The subject matter itself is pretty banal, and the focus of the work is the effect of the screen and our relationship as viewers to media. I take my reference material from film stills, deconstruct them, and do a lot of processing of the images in Photoshop - changing the color balance, messing with scale, etc., before they are translated into paintings. When the images become paintings they are all hand painted. There are no transfers, no tricks, just the physicality of the hand and paint.

FLIP: What are the differences between working on your own artwork and working in animation?

I was lucky enough to work on Futurama's last 2 seasons, in an amazing color dept. staffed with colorists who also maintain professional fine art practices. I was surprised at how much color styling was similar to making a physical painting. It really stretched my color brain. You'll be working all day and then you go outside and have a heightened sense of color and light. It was really helpful to my fine art practice, especially since I had been working in a predominantly monochromatic style for a couple years. 

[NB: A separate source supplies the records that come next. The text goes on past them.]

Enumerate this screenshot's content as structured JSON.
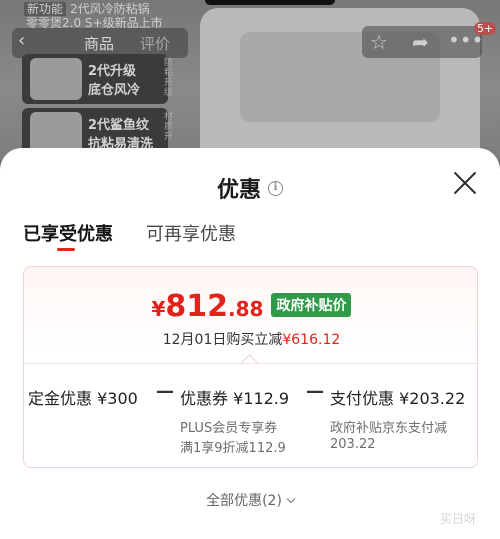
{
  "background": {
    "line1_tag": "新功能",
    "line1_text": "2代风冷防粘锅",
    "line2_text": "零零煲2.0 S+级新品上市",
    "nav_back": "‹",
    "nav_tab1": "商品",
    "nav_tab2": "评价",
    "feature_cards": [
      {
        "line1": "2代升级",
        "line2": "底仓风冷",
        "side": "防粘升级"
      },
      {
        "line1": "2代鲨鱼纹",
        "line2": "抗粘易清洗",
        "side": "材质升"
      }
    ],
    "icons": [
      "star-icon",
      "share-icon",
      "more-icon"
    ],
    "badge": "5+"
  },
  "sheet": {
    "title": "优惠",
    "info_glyph": "i",
    "tabs": [
      "已享受优惠",
      "可再享优惠"
    ],
    "price": {
      "symbol": "¥",
      "integer": "812",
      "decimal": ".88",
      "badge": "政府补贴价",
      "buy_prefix": "12月01日购买立减",
      "buy_amount": "¥616.12"
    },
    "breakdown": [
      {
        "label": "定金优惠 ¥300",
        "desc": []
      },
      {
        "label": "优惠券 ¥112.9",
        "desc": [
          "PLUS会员专享券",
          "满1享9折减112.9"
        ]
      },
      {
        "label": "支付优惠 ¥203.22",
        "desc": [
          "政府补贴京东支付减",
          "203.22"
        ]
      }
    ],
    "operator": "—",
    "all_offers": "全部优惠(2)",
    "watermark": "买日呀"
  },
  "colors": {
    "accent_red": "#e2231a",
    "badge_green": "#2f9a47",
    "tab_underline": "#e2231a"
  }
}
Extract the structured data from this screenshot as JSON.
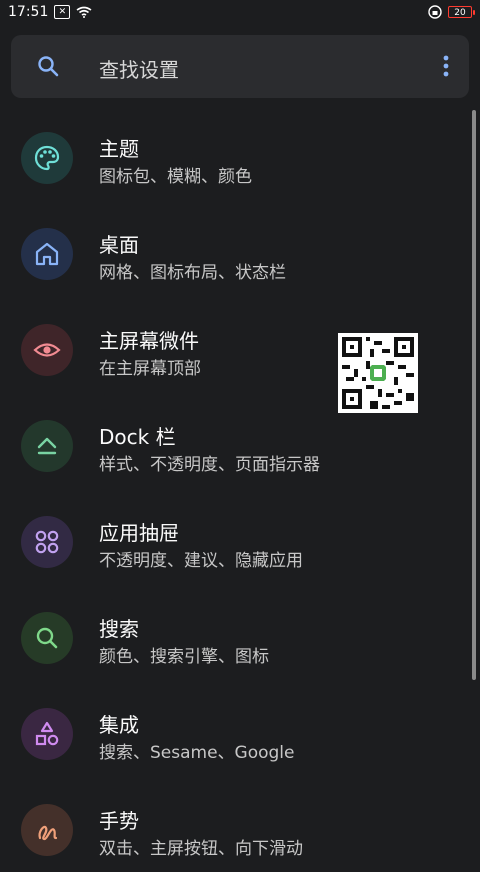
{
  "status_bar": {
    "time": "17:51",
    "battery": "20"
  },
  "search": {
    "placeholder_text": "查找设置"
  },
  "items": [
    {
      "title": "主题",
      "subtitle": "图标包、模糊、颜色"
    },
    {
      "title": "桌面",
      "subtitle": "网格、图标布局、状态栏"
    },
    {
      "title": "主屏幕微件",
      "subtitle": "在主屏幕顶部"
    },
    {
      "title": "Dock 栏",
      "subtitle": "样式、不透明度、页面指示器"
    },
    {
      "title": "应用抽屉",
      "subtitle": "不透明度、建议、隐藏应用"
    },
    {
      "title": "搜索",
      "subtitle": "颜色、搜索引擎、图标"
    },
    {
      "title": "集成",
      "subtitle": "搜索、Sesame、Google"
    },
    {
      "title": "手势",
      "subtitle": "双击、主屏按钮、向下滑动"
    }
  ],
  "colors": {
    "background": "#1c1d1f",
    "search_bg": "#2b2c2f",
    "theme_icon": "#6fe0d8",
    "desktop_icon": "#8ab4f8",
    "widget_icon": "#f28b92",
    "dock_icon": "#79d3a3",
    "drawer_icon": "#c1a2f0",
    "search_icon": "#7fd98a",
    "integration_icon": "#d08bf0",
    "gesture_icon": "#f0a07a"
  }
}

On Futurama we colored backgrounds and props and characters, so you get to create complete environments. Plus the story jumps around to different planets, locations, and often even different animation styles, so it was a very exciting project to work on, not to mention the established style being very strong and saturated. I'm very grateful to have been a part of that team.

I think people romanticize the experience of being a fine artist. All that freedom. It can be exhausting to always come up with new ideas, working alone, taking all that time and financial risk without guaranteed compensation. And you're alone. The gallery helps, of course, but really you have to do your own press, your own marketing, archiving, photography and correspondence.

Working in Animation was a relief, a great counterpoint. To work on a commercial project that is creative, working on a team, to be given direction and work within a set of parameters - I found that extremely fulfilling.
Tunnel by Holly Williams
FLIP: How do you balance your painting, commercial work, and having a family?

Holly: Most artists I know have a day job. or even several. Painting is the only constant in my professional life. I teach, work on various commercial projects, whatever comes up. I think all artists have this flexibility. Conversely, most animation professionals I know have an alternate fine art practice, even if they're not showing or engaging in the "fine art world". My husband [Tim Brock] is a color stylist, but he is also a painter, and dabbles in music and voice-over work.

Nightfall by Holly Williams
But once you have a kid, it's a whole new challenge. As the primary caregiver for our 2 year old, I'm definitely less productive in the studio. But having children has a way of focusing priorities and I am now a master of time management. It makes you cut out all the bullshit. I no longer pace around the studio second-guessing my ideas. My process might change, the scale of the paintings might change, but it's for the better.

I'm also more picky now about where I show, and whether or not I will participate in group shows. Since my son was born I still make a strong complete bodies of work annually and have one big solo show each year. As an artist you have to keep the ball rolling, not only for professional development but for the good of the paintings, to keep evolving. 

Country Road by Holly Williams
The great thing about working in TV animation is that the project ends, and there is downtime to switch to other practices. It's great to be present in my son's life, to be around for his early years, but it's also great to get to work! It's important to be an engaged parent but you've got to hold on to your identity, and nurture your own professional life.  

(Editor's Note: You can see more of Holly's paintings at